If you’re a church musician, chances are high that the way you’ve performed music (or haven’t) at church has been completely different from “normal” circumstances. Maybe you’ve switched to pre-recorded services, or livestreamed services with limited groups of musicians accompanying. In some cases, the organist and a soloist might be the safest options.
CPH is pleased to introduce this new collection of thirty-five hymns for men’s voices, following the classic first volume published in 1961. Featuring all new settings for the Church Year by Kevin Hildebrand, these hymn arrangements include predictable, pleasing harmonies with the melody almost always in the top voice (Tenor 1). These will be useful as stand-alone choral anthems or choral stanzas in alternation with congregational singing.

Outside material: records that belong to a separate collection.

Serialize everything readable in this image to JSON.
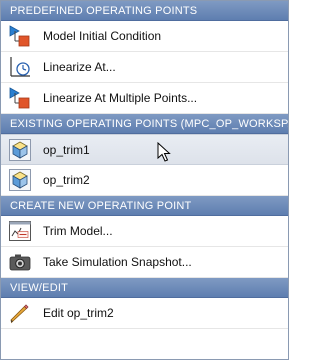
{
  "sections": [
    {
      "header": "PREDEFINED OPERATING POINTS",
      "items": [
        {
          "label": "Model Initial Condition",
          "icon": "model-initial-condition-icon"
        },
        {
          "label": "Linearize At...",
          "icon": "linearize-at-icon"
        },
        {
          "label": "Linearize At Multiple Points...",
          "icon": "linearize-multiple-points-icon"
        }
      ]
    },
    {
      "header": "EXISTING OPERATING POINTS (MPC_OP_WORKSPACE)",
      "items": [
        {
          "label": "op_trim1",
          "icon": "operating-point-cube-icon",
          "hovered": true
        },
        {
          "label": "op_trim2",
          "icon": "operating-point-cube-icon"
        }
      ]
    },
    {
      "header": "CREATE NEW OPERATING POINT",
      "items": [
        {
          "label": "Trim Model...",
          "icon": "trim-model-icon"
        },
        {
          "label": "Take Simulation Snapshot...",
          "icon": "camera-icon"
        }
      ]
    },
    {
      "header": "VIEW/EDIT",
      "items": [
        {
          "label": "Edit op_trim2",
          "icon": "pencil-icon"
        }
      ]
    }
  ]
}
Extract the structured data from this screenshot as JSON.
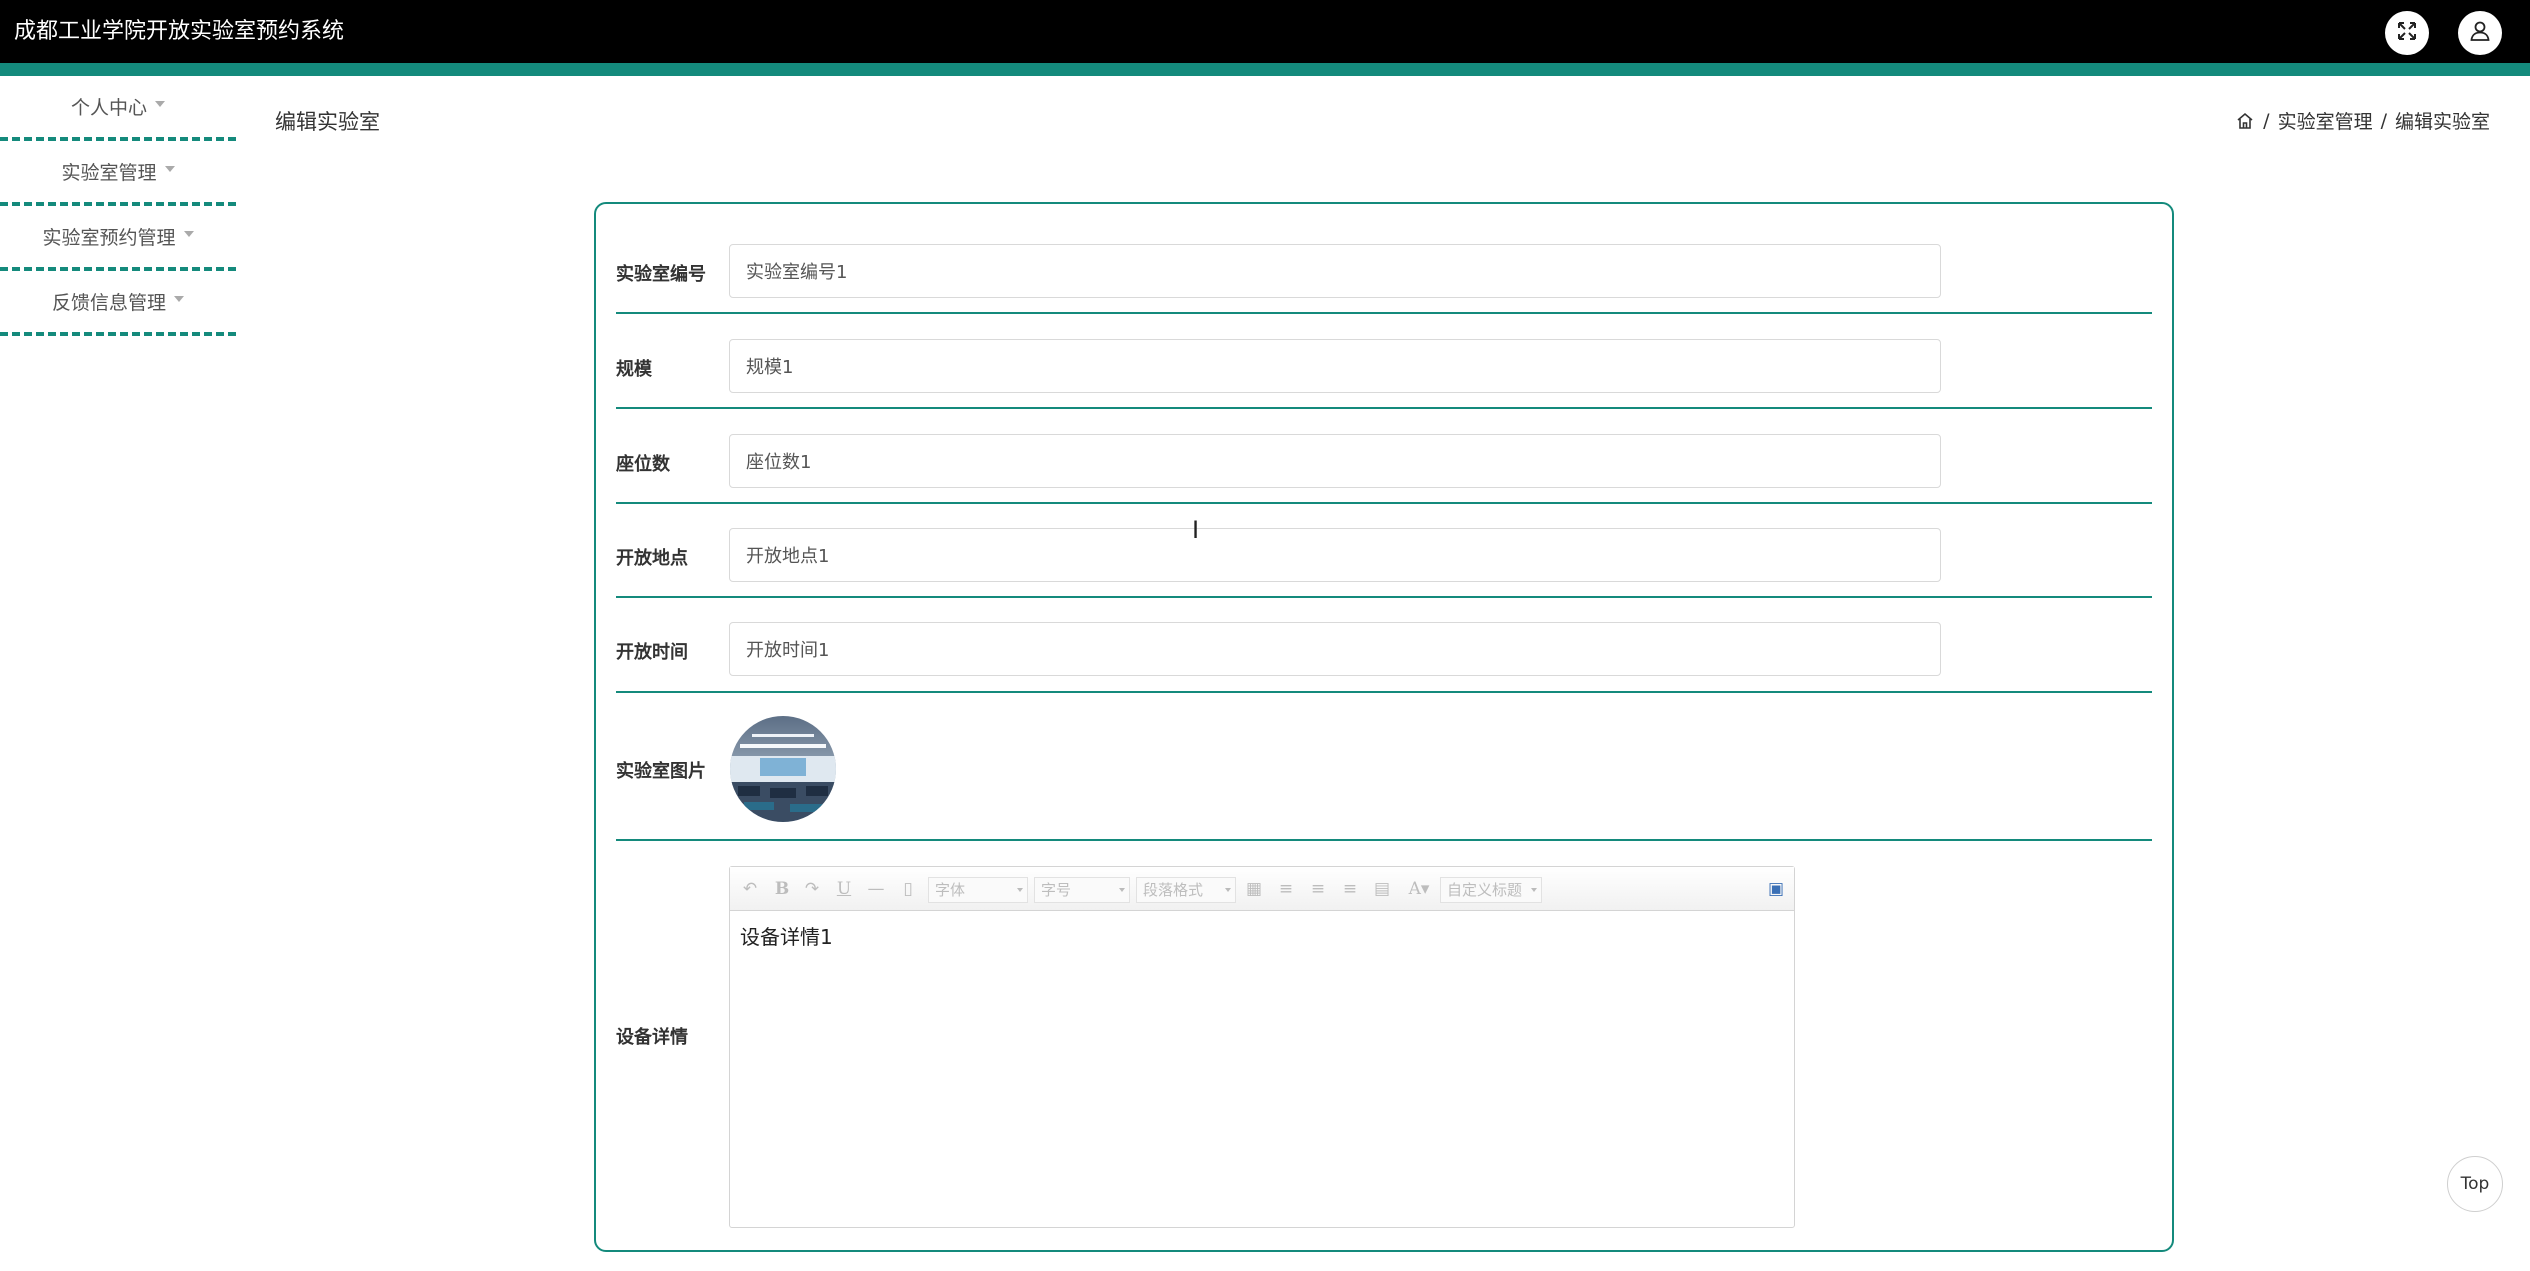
{
  "header": {
    "title": "成都工业学院开放实验室预约系统",
    "fullscreen_icon": "expand-arrows-icon",
    "user_icon": "user-icon"
  },
  "colors": {
    "topbar": "#000000",
    "accent": "#148a7c"
  },
  "sidebar": {
    "items": [
      {
        "label": "个人中心"
      },
      {
        "label": "实验室管理"
      },
      {
        "label": "实验室预约管理"
      },
      {
        "label": "反馈信息管理"
      }
    ]
  },
  "page": {
    "title": "编辑实验室",
    "breadcrumb": {
      "home_icon": "home-icon",
      "separator": "/",
      "items": [
        "实验室管理",
        "编辑实验室"
      ]
    }
  },
  "form": {
    "fields": [
      {
        "label": "实验室编号",
        "value": "实验室编号1"
      },
      {
        "label": "规模",
        "value": "规模1"
      },
      {
        "label": "座位数",
        "value": "座位数1"
      },
      {
        "label": "开放地点",
        "value": "开放地点1"
      },
      {
        "label": "开放时间",
        "value": "开放时间1"
      }
    ],
    "image_label": "实验室图片",
    "detail_label": "设备详情",
    "editor": {
      "font_placeholder": "字体",
      "size_placeholder": "字号",
      "format_placeholder": "段落格式",
      "custom_title_placeholder": "自定义标题",
      "content": "设备详情1"
    }
  },
  "top_button": "Top"
}
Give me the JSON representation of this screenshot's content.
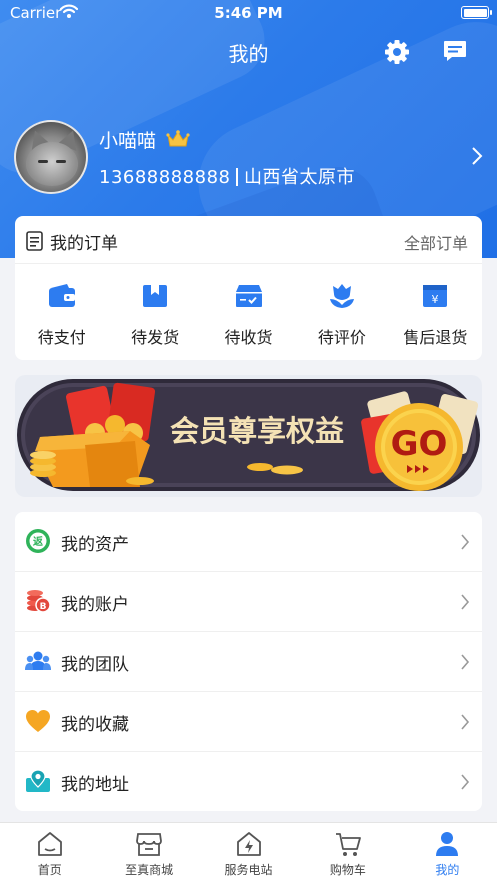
{
  "status": {
    "carrier": "Carrier",
    "time": "5:46 PM"
  },
  "header": {
    "title": "我的",
    "settings_icon": "gear-icon",
    "message_icon": "message-icon"
  },
  "profile": {
    "name": "小喵喵",
    "phone": "13688888888",
    "location": "山西省太原市"
  },
  "orders": {
    "title": "我的订单",
    "all_label": "全部订单",
    "items": [
      {
        "label": "待支付",
        "icon": "wallet-icon"
      },
      {
        "label": "待发货",
        "icon": "package-icon"
      },
      {
        "label": "待收货",
        "icon": "box-check-icon"
      },
      {
        "label": "待评价",
        "icon": "flower-icon"
      },
      {
        "label": "售后退货",
        "icon": "refund-icon"
      }
    ]
  },
  "banner": {
    "text": "会员尊享权益",
    "go": "GO"
  },
  "menu": {
    "items": [
      {
        "label": "我的资产",
        "icon": "rebate-icon"
      },
      {
        "label": "我的账户",
        "icon": "coins-icon"
      },
      {
        "label": "我的团队",
        "icon": "team-icon"
      },
      {
        "label": "我的收藏",
        "icon": "heart-icon"
      },
      {
        "label": "我的地址",
        "icon": "location-icon"
      }
    ]
  },
  "tabbar": {
    "active_index": 4,
    "items": [
      {
        "label": "首页",
        "icon": "home-icon"
      },
      {
        "label": "至真商城",
        "icon": "store-icon"
      },
      {
        "label": "服务电站",
        "icon": "power-station-icon"
      },
      {
        "label": "购物车",
        "icon": "cart-icon"
      },
      {
        "label": "我的",
        "icon": "user-icon"
      }
    ]
  },
  "colors": {
    "primary": "#2D7CF0",
    "hero_start": "#3F8CF0",
    "hero_end": "#1F6FE6",
    "banner_bg": "#3A3448",
    "gold": "#F5B82E"
  }
}
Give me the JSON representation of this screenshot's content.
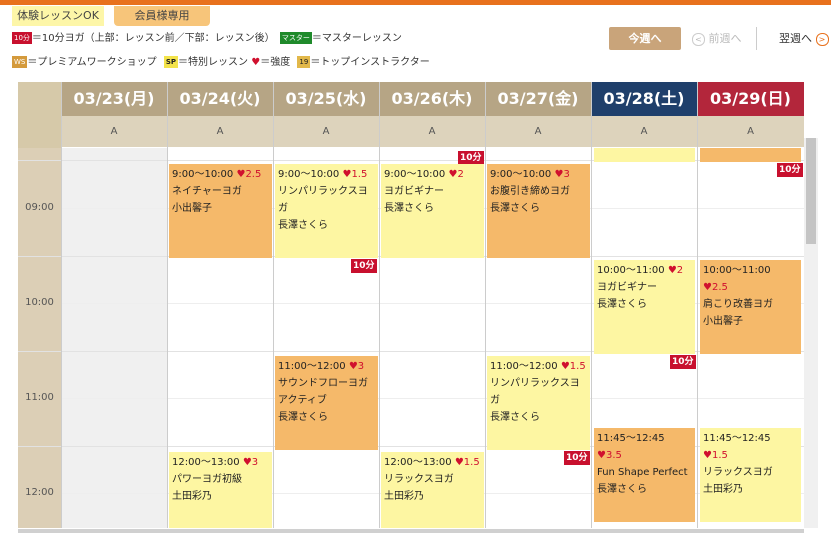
{
  "tabs": {
    "trial": "体験レッスンOK",
    "member": "会員様専用"
  },
  "legend": {
    "badge_10min": "10分",
    "text_10min": "＝10分ヨガ（上部：レッスン前／下部：レッスン後）",
    "badge_master": "マスター",
    "text_master": "＝マスターレッスン",
    "badge_ws": "WS",
    "text_ws": "＝プレミアムワークショップ",
    "badge_sp": "SP",
    "text_sp": "＝特別レッスン",
    "heart": "♥",
    "text_heart": "＝強度",
    "badge_crown": "19",
    "text_crown": "＝トップインストラクター"
  },
  "nav": {
    "this_week": "今週へ",
    "prev_icon": "<",
    "prev_week": "前週へ",
    "next_week": "翌週へ",
    "next_icon": ">"
  },
  "colors": {
    "accent": "#e8711d",
    "weekday_header": "#b6a585",
    "saturday_header": "#1f3f6b",
    "sunday_header": "#b3263b",
    "yellow_block": "#fdf6a2",
    "orange_block": "#f5b96a",
    "ten_min_tag": "#c8102e"
  },
  "days": [
    {
      "label": "03/23(月)",
      "studio": "A"
    },
    {
      "label": "03/24(火)",
      "studio": "A"
    },
    {
      "label": "03/25(水)",
      "studio": "A"
    },
    {
      "label": "03/26(木)",
      "studio": "A"
    },
    {
      "label": "03/27(金)",
      "studio": "A"
    },
    {
      "label": "03/28(土)",
      "studio": "A"
    },
    {
      "label": "03/29(日)",
      "studio": "A"
    }
  ],
  "hours": [
    "09:00",
    "10:00",
    "11:00",
    "12:00"
  ],
  "ten_min_label": "10分",
  "lessons": {
    "tue_0900": {
      "time": "9:00〜10:00",
      "intensity": "2.5",
      "name": "ネイチャーヨガ",
      "teacher": "小出馨子"
    },
    "wed_0900": {
      "time": "9:00〜10:00",
      "intensity": "1.5",
      "name": "リンパリラックスヨガ",
      "teacher": "長澤さくら"
    },
    "thu_0900": {
      "time": "9:00〜10:00",
      "intensity": "2",
      "name": "ヨガビギナー",
      "teacher": "長澤さくら"
    },
    "fri_0900": {
      "time": "9:00〜10:00",
      "intensity": "3",
      "name": "お腹引き締めヨガ",
      "teacher": "長澤さくら"
    },
    "sat_1000": {
      "time": "10:00〜11:00",
      "intensity": "2",
      "name": "ヨガビギナー",
      "teacher": "長澤さくら"
    },
    "sun_1000": {
      "time": "10:00〜11:00",
      "intensity": "2.5",
      "name": "肩こり改善ヨガ",
      "teacher": "小出馨子"
    },
    "wed_1100": {
      "time": "11:00〜12:00",
      "intensity": "3",
      "name": "サウンドフローヨガ　アクティブ",
      "teacher": "長澤さくら"
    },
    "fri_1100": {
      "time": "11:00〜12:00",
      "intensity": "1.5",
      "name": "リンパリラックスヨガ",
      "teacher": "長澤さくら"
    },
    "sat_1145": {
      "time": "11:45〜12:45",
      "intensity": "3.5",
      "name": "Fun Shape Perfect",
      "teacher": "長澤さくら"
    },
    "sun_1145": {
      "time": "11:45〜12:45",
      "intensity": "1.5",
      "name": "リラックスヨガ",
      "teacher": "土田彩乃"
    },
    "tue_1200": {
      "time": "12:00〜13:00",
      "intensity": "3",
      "name": "パワーヨガ初級",
      "teacher": "土田彩乃"
    },
    "thu_1200": {
      "time": "12:00〜13:00",
      "intensity": "1.5",
      "name": "リラックスヨガ",
      "teacher": "土田彩乃"
    }
  }
}
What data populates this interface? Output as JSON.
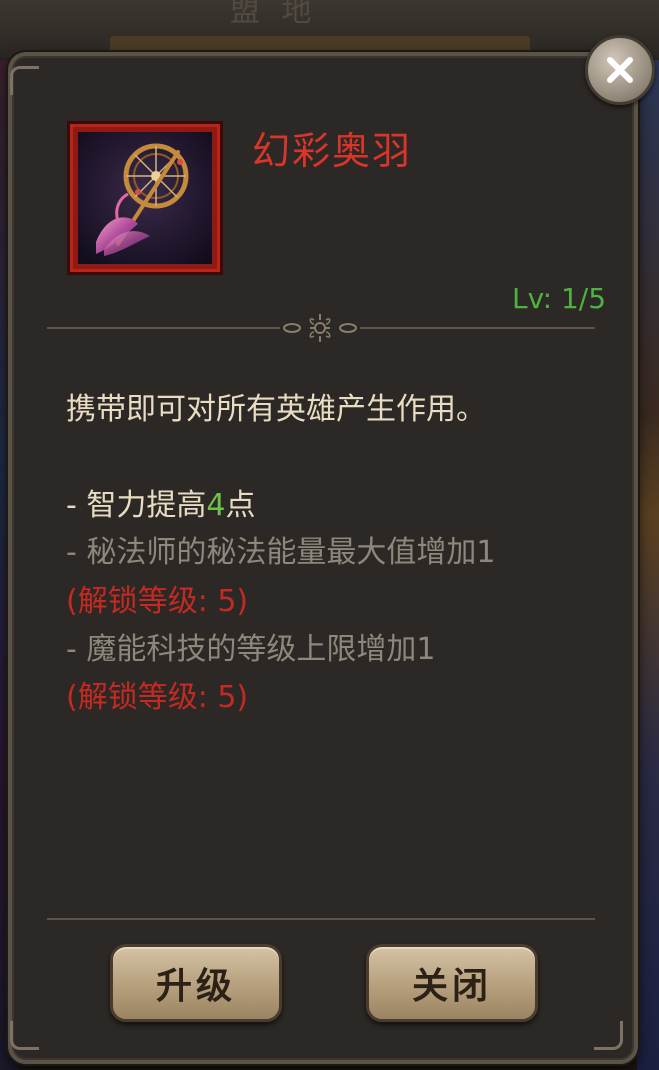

This year, May 31 is Pentecost Sunday, the day the Church celebrates the Holy Spirit coming to the disciples after Christ's resurrection and ascension. In preparation for the day and coming season of Pentecost, a new piece by Rev. Stephen P. Starke and Jacob B. Weber has been released. The piece includes a beautiful, lyrical melody and an optional flute part, which adds variety and structure to the tune.
On the Day of Pentecost, Jesus’ apostles were together in a house when a rush of wind from heaven filled the space. Then tongues of fire appeared above the apostles’ heads, and they were filled with the Holy Spirit. They went out to Jerusalem, speaking many different languages, and witnessed to people of all nations who were there (Acts 2:1–11).
Starke’s text is especially appropriate for the Day of Pentecost and the season following it as it reads:
A perfect selection for the Easter season comes in this SATB anthem based on Romans 6:9. Beginning with joyous alleluias, the music rises in sequence, portraying the text “raised from the dead.” The melodic sequences and voice leading make the music easy to learn while still sounding dramatic and powerful.
Jacob B. Weber has composed a thrilling Gloria for SATB, organ, and brass quartet. Featuring joyous symphonic writing, the piece begins with a fanfare interplay between brass and organ, leading directly into angelic strains of “Gloria in excelsis Deo!” Moments of warm, rich choral writing complement the text. Set entirely in Latin, this setting can be a featured addition to any high school or college Christmas concert, or, when appropriate, a festival Divine Service setting during the Church Year.
Commissioned for the 150th anniversary of Concordia Publishing House on September 11, 2019, pastor and hymnwriter Stephen P. Starke, and Kevin J. Hildebrand, kantor at Concordia Theological Seminary, Fort Wayne, have produced For Faith, We Praise You, Lord, a sturdy hymn written to the tune VERITY.
The five-stanza hymn is scored for SATB choir, congregation, organ, and trumpet. The hymn charts the Christian life lived in faith, from birth in Holy Baptism, to the altar at the Lord’s Supper, and into the harvest field as workers in God’s earthly kingdom. The post below showcases each stanza of this hymn along with explanations and reflections on the lyrics.
The new choral piece “The Tree of Life” depicts the fall of Adam and redemption through Christ, framing both in imagery drawn from the Garden of Eden. The musical arrangement matches the changing tone of the text through the four stanzas—from innocence through shame to redemption and triumph, finally ending with quiet assurance.
Scripture teaches us to bring our needs daily to our Heavenly Father in Christ’s name. To help families and children understand this important truth, Martin Luther wrote two short prayers for individuals and families to use in the morning and evening before going to sleep. Now the simplicity and devotion of Luther’s Morning Prayer and its companion, Luther’s Evening Prayer, have been put to music by John A. Behnke.
Pentecost is a long and wonderful season when we focus on how God grows His Church through His Word. This is a time when our music selections can reflect biblical themes—such as peace, baptism, hope and comfort, or missions—rather than specific holidays. Here are some music selections your church can use during the season after Pentecost.